DM: The newspaper is also this weird shout-out to embodied objectness. It’s our opportunity to make a publication, specifically for and of an event, which has a physicality that counters our usual digital, virtual, or even ephemeral qualities of what we have with the site.
SC: But do you think the site is really all that ephemeral? The site is pretty solid, in the sense that sure, it may be digital – but its not fleeting or unstable by any means.
RH: Right (laughs) – it’s ephemeral in the way that hoarders store loose stacks of paper in their basement. We’ve talked about the newspaper for years; we are so happy to see it finally happening.
SC: Do you envision yourselves working with Dana to do the newspaper more often?
RH: Absolutely – but, like for EXPO, I think it would be event based. I don’t think the podcast or the blog could ever have the same artifact quality like a newspaper would at a fair. I remember being at fairs in London, and the Art Newspaper is just so heavily distributed. It is everywhere, and it was up-to-the-minute talk about everybody who was at the fair; it was almost unbelievable – like this booth just sold this 2 minutes ago. I don’t think we are necessarily going to go into that level of detail, but I think that having the newspaper offer depth of what is going on at EXPO is going to be a really good thing for the fair.
SC: You spoke earlier about how some contributors, for the blog especially, are from Chicago and others not – do you ever see B@S becoming a national affair?
RH: I could definitely see it being on a national scale in terms of art fair coverage, and travelling that way. We just had a presence in NADA, and it would be great if we were able to do that again.
DM: Yes – and The EXPO Register really comes from Dana doing the newspaper at ACRE, then going on to do it at NADA. When Dana started working with us, we decided to just do this all together. Richard and I had separately talked about doing this newspaper, four times a year, for years – but we always got to the point where is was just too much work in addition to our other projects.
RH: Dana and ACRE are the heroes, it would not have happened without them, Nick Wylie, and Emily Green.
DM: We’re really all in this together, we make our art world as we see it.
RH: It’s all for love, and perhaps mental illness.
SC: In addition to that project, you are also going to be broadcasting live from EXPO. You have covered and interviewed so many people – the roster of people for /Dialogues is extensive as well, which are some figures you’ve wanted to cover for a long time, correct?

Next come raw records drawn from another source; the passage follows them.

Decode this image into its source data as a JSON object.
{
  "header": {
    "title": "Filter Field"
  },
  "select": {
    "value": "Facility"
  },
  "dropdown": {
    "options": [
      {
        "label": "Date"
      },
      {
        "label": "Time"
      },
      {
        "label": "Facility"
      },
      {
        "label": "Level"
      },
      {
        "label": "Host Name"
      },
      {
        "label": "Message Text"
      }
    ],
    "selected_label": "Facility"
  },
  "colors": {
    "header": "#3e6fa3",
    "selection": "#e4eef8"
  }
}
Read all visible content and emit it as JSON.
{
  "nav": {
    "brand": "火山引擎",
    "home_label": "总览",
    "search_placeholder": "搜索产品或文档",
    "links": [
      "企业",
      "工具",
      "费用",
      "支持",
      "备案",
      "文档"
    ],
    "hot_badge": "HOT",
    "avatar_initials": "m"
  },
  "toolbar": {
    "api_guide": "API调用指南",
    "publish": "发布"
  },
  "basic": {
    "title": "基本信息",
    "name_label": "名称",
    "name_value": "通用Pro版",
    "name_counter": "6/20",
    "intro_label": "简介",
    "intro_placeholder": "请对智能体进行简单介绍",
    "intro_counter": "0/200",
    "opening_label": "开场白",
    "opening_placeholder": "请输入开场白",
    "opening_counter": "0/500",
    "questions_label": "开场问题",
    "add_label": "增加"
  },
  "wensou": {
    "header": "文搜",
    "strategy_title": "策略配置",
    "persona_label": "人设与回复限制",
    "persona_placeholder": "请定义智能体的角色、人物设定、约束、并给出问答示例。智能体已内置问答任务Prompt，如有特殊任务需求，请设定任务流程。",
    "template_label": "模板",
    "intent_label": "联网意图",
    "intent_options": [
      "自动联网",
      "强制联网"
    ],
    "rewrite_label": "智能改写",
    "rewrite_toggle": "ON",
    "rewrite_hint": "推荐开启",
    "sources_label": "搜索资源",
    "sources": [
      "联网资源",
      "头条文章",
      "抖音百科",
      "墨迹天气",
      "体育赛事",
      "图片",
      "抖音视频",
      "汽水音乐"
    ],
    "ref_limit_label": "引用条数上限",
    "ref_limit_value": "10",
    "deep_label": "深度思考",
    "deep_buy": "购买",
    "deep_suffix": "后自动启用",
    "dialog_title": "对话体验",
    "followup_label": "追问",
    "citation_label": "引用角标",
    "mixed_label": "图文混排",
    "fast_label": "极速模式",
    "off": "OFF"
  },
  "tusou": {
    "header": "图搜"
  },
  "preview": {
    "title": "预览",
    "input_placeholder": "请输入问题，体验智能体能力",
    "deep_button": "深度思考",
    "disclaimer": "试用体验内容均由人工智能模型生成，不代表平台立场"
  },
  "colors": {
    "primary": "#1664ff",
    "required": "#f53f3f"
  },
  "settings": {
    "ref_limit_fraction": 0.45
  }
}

Who is on your bucket list?
RH: Correct. We have wanted to interview many people that we will be talking to at /Dialogues for some time, and some we have even talked with before – like José Lerma. I’ve wanted to make fun of Matthew Barney in person. And David Bowie is going to be at the MCA, I really want to interview him, but I think that is probably a bad idea.
DM: It’s so funny to think of a bucket list…but I know the answer. I want Hal Foster – that would be my answer. I want to ask him why he is so not fun. Like, what is going on dude? Why are you such a killjoy? I imagine Hal Foster getting back to me angrily saying, “somebody’s gotta hate,” I feel like he would get real. Dave Hickey would also be a great interview.
SC: So, other art critics?
RH: You know, we never do a lot of art critics – we usually interview artists.
DM: Well, my first four answers were going to be dead philosophers…and Richard’s was a rockstar (kind of), followed by another rockstar.
SC: Or like, Rush.
RH: Actually, I would love to interview Geddy Lee with Duncan MacKenzie, because they are both Canadian and would just end up talking about Tim Hortons. And he is like, 90.
SC: Stop it. Geddy Lee is not 90!
DM: He’s like, 60!
SC: Large difference!